Auxetic fabrics (AFs) are a particular kind of material that displays a special mechanical property called negative Poisson's ratio (NPR). Accordingly, unlike other materials, which get thinner when stretched, they thicken perpendicular to the direction of the applied stress. Due to this quality, AFs are widely sought-after for a variety of applications. The aim of this research is to create an innovative design and fabrication of uni-stretch auxetic woven fabrics (USAWFs) to increase their production and acquire remarkable fabric qualities that enable them to be used in a variety of applications. This is achieved using a backed weave structure and the incorporation of both elastic and non-elastic yarns (EYs and NEYs) in the weft direction, along with the use of tight and loose weaves (TWs and LWs) to create differential shrinkage and obtain AFs. NPR was evaluated through tensile testing of the produced samples. A high-resolution camera mounted on a tripod in front of the sample was used to capture the tensile process and quantify the NPR. This made it possible to measure dimensions changes in both the tensile and transversal directions with excellent accuracy. Two samples of woven textiles were created for this study.
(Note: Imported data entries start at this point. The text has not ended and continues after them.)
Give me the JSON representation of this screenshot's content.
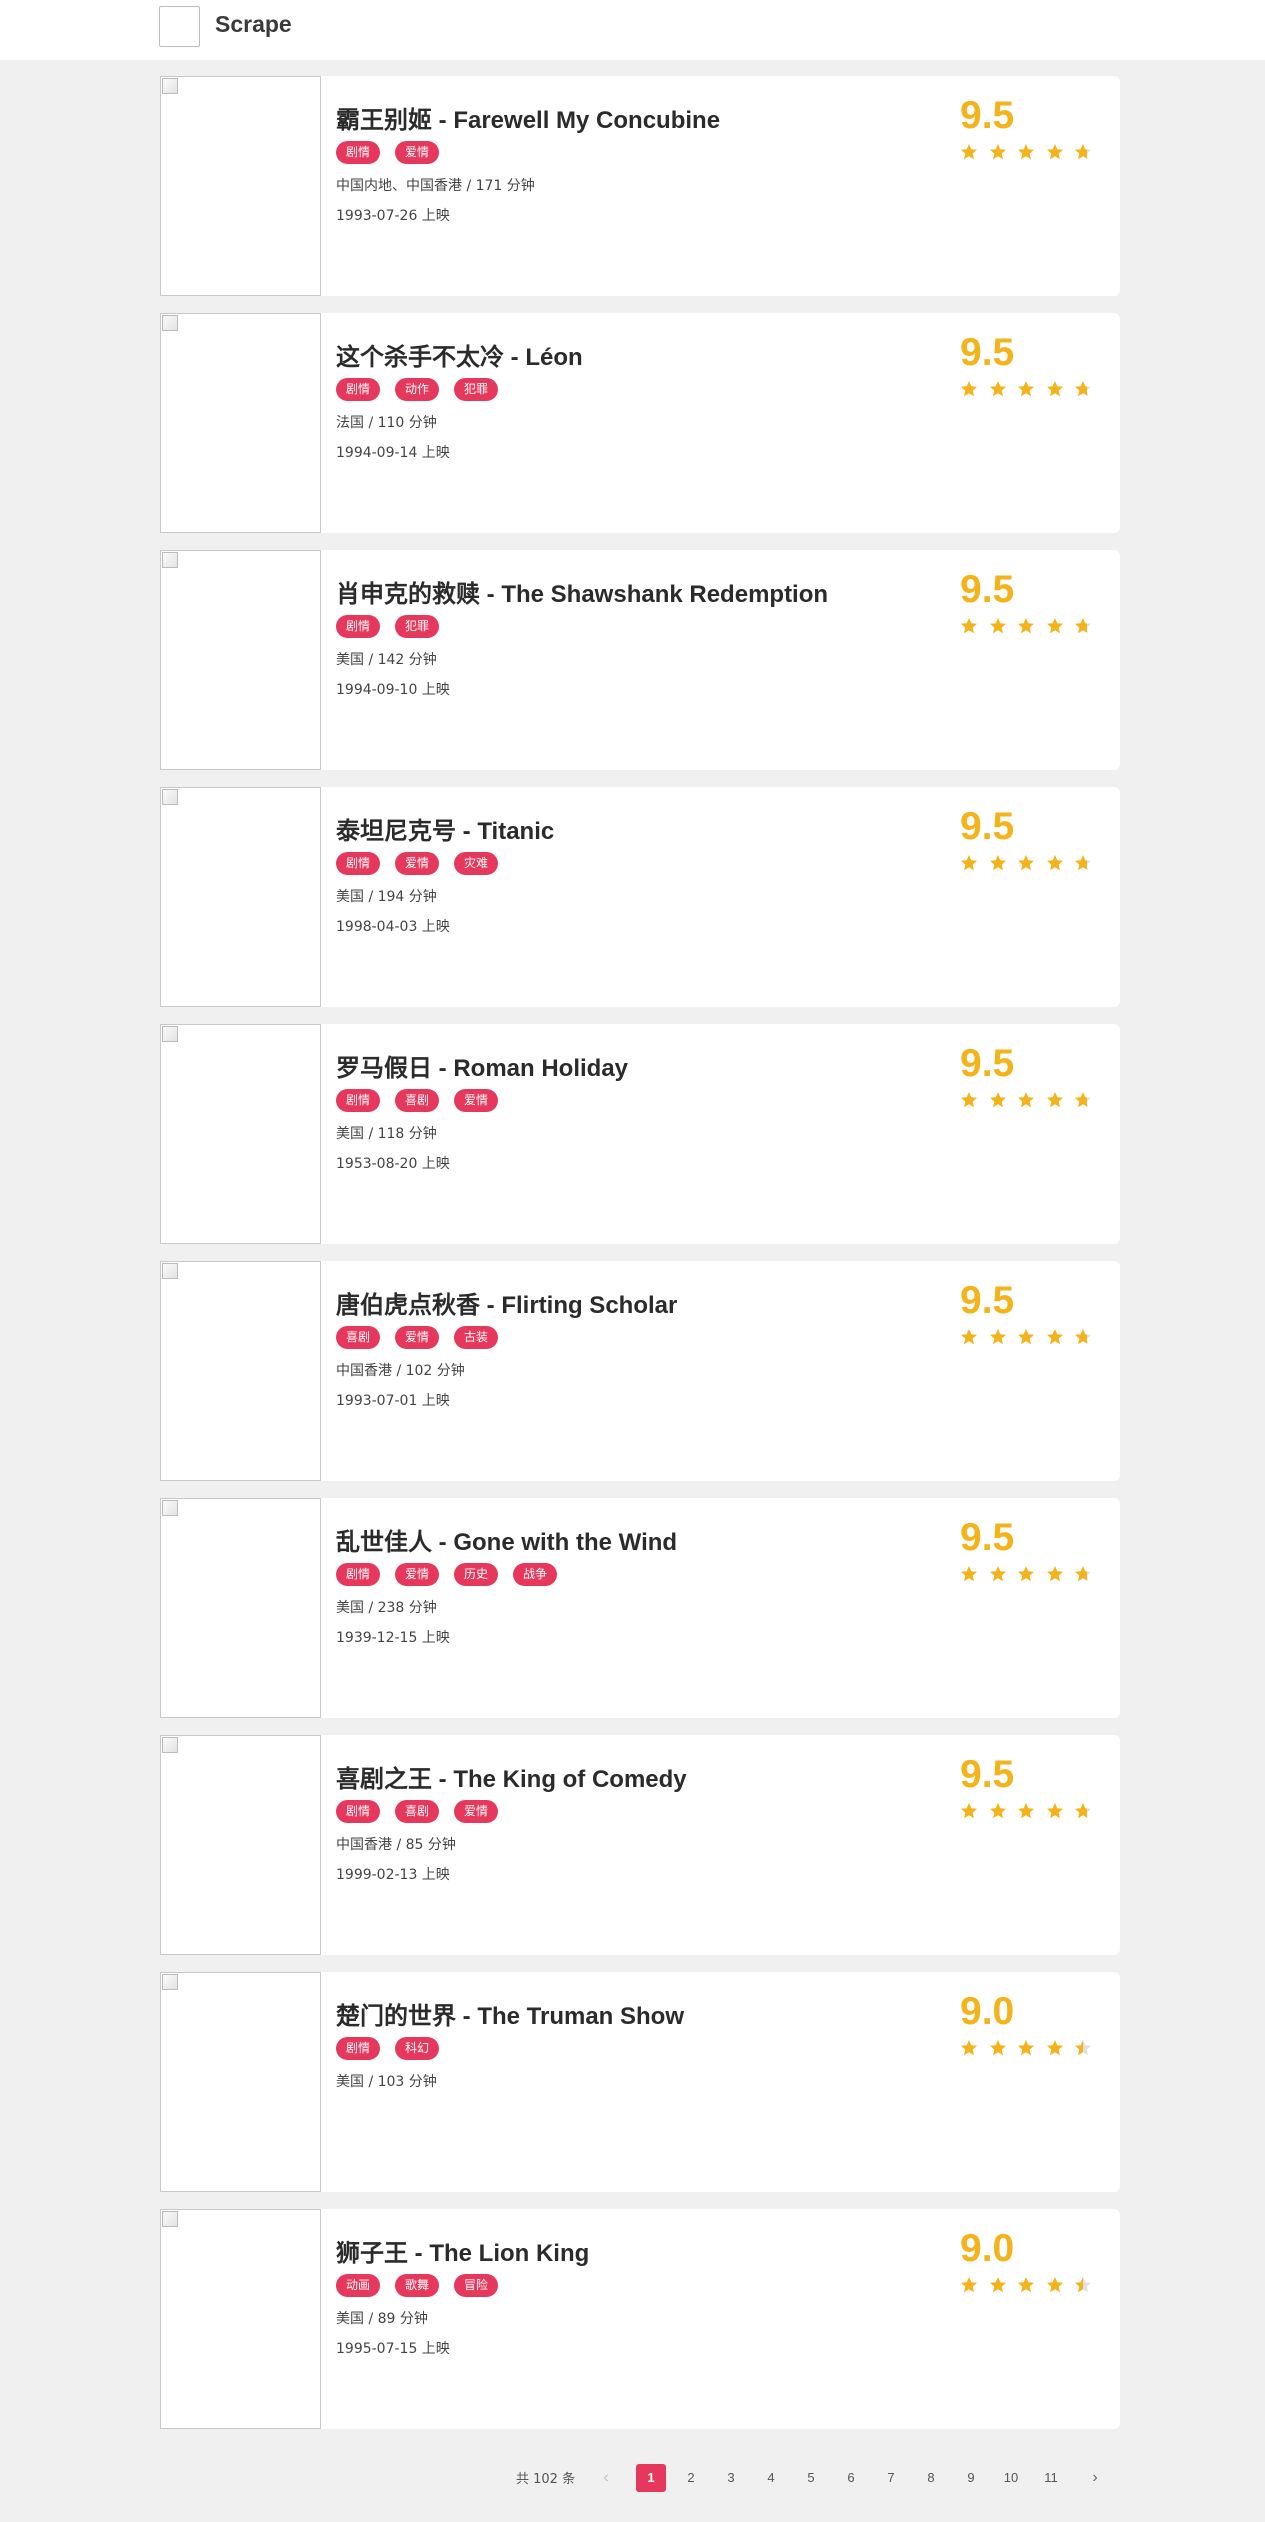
{
  "header": {
    "brand": "Scrape",
    "logo_icon": "broken-image-icon"
  },
  "movies": [
    {
      "title": "霸王别姬 - Farewell My Concubine",
      "tags": [
        "剧情",
        "爱情"
      ],
      "info": "中国内地、中国香港 / 171 分钟",
      "release": "1993-07-26 上映",
      "score": "9.5",
      "rating_stars": 4.75
    },
    {
      "title": "这个杀手不太冷 - Léon",
      "tags": [
        "剧情",
        "动作",
        "犯罪"
      ],
      "info": "法国 / 110 分钟",
      "release": "1994-09-14 上映",
      "score": "9.5",
      "rating_stars": 4.75
    },
    {
      "title": "肖申克的救赎 - The Shawshank Redemption",
      "tags": [
        "剧情",
        "犯罪"
      ],
      "info": "美国 / 142 分钟",
      "release": "1994-09-10 上映",
      "score": "9.5",
      "rating_stars": 4.75
    },
    {
      "title": "泰坦尼克号 - Titanic",
      "tags": [
        "剧情",
        "爱情",
        "灾难"
      ],
      "info": "美国 / 194 分钟",
      "release": "1998-04-03 上映",
      "score": "9.5",
      "rating_stars": 4.75
    },
    {
      "title": "罗马假日 - Roman Holiday",
      "tags": [
        "剧情",
        "喜剧",
        "爱情"
      ],
      "info": "美国 / 118 分钟",
      "release": "1953-08-20 上映",
      "score": "9.5",
      "rating_stars": 4.75
    },
    {
      "title": "唐伯虎点秋香 - Flirting Scholar",
      "tags": [
        "喜剧",
        "爱情",
        "古装"
      ],
      "info": "中国香港 / 102 分钟",
      "release": "1993-07-01 上映",
      "score": "9.5",
      "rating_stars": 4.75
    },
    {
      "title": "乱世佳人 - Gone with the Wind",
      "tags": [
        "剧情",
        "爱情",
        "历史",
        "战争"
      ],
      "info": "美国 / 238 分钟",
      "release": "1939-12-15 上映",
      "score": "9.5",
      "rating_stars": 4.75
    },
    {
      "title": "喜剧之王 - The King of Comedy",
      "tags": [
        "剧情",
        "喜剧",
        "爱情"
      ],
      "info": "中国香港 / 85 分钟",
      "release": "1999-02-13 上映",
      "score": "9.5",
      "rating_stars": 4.75
    },
    {
      "title": "楚门的世界 - The Truman Show",
      "tags": [
        "剧情",
        "科幻"
      ],
      "info": "美国 / 103 分钟",
      "release": "",
      "score": "9.0",
      "rating_stars": 4.5
    },
    {
      "title": "狮子王 - The Lion King",
      "tags": [
        "动画",
        "歌舞",
        "冒险"
      ],
      "info": "美国 / 89 分钟",
      "release": "1995-07-15 上映",
      "score": "9.0",
      "rating_stars": 4.5
    }
  ],
  "pagination": {
    "total": "共 102 条",
    "pages": [
      "1",
      "2",
      "3",
      "4",
      "5",
      "6",
      "7",
      "8",
      "9",
      "10",
      "11"
    ],
    "current": "1",
    "prev_icon": "chevron-left-icon",
    "next_icon": "chevron-right-icon",
    "prev_glyph": "‹",
    "next_glyph": "›"
  },
  "colors": {
    "accent": "#e6385c",
    "score": "#f5b31b",
    "star_empty": "#e0e0e0"
  }
}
The findings of the Poisson's ratio (PR) comparison of the samples showed that the auxetic effect had been effectively accomplished in the second sample without the use of any geometrical patterns.
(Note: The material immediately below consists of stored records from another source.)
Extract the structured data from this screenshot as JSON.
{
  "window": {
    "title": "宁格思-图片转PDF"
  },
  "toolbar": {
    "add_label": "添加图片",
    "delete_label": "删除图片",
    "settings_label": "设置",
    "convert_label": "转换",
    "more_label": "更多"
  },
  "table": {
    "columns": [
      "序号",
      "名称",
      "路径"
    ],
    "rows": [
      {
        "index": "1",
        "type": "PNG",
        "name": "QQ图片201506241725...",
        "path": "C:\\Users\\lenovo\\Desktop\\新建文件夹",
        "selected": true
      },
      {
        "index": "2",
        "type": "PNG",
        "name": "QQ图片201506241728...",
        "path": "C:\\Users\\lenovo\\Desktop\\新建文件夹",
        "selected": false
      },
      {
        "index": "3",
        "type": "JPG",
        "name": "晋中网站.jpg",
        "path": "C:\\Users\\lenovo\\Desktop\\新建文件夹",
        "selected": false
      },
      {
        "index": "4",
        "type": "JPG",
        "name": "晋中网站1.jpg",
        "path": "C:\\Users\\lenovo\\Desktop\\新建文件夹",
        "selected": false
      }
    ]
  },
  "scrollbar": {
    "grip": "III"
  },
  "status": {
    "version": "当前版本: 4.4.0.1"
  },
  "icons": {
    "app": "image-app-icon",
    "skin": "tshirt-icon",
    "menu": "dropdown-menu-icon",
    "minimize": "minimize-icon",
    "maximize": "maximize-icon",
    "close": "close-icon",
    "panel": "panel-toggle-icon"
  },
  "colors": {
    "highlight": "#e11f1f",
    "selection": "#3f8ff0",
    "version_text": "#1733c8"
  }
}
Shibl, Mohamed Mohamed Naguib; Halawa, Osama Ezz Aldeen Ali; and Dawoud, A. A.
"Innovative Design and Fabrication of Uni-Stretch Auxetic Woven Fabrics,"
Journal of Art, Design and Music: Vol. 3
, Article 8.
Available at: https://doi.org/10.55554/2785-9649.1029
Creative Commons License
This work is licensed under a Creative Commons Attribution-NonCommercial-No Derivative Works 4.0 International License.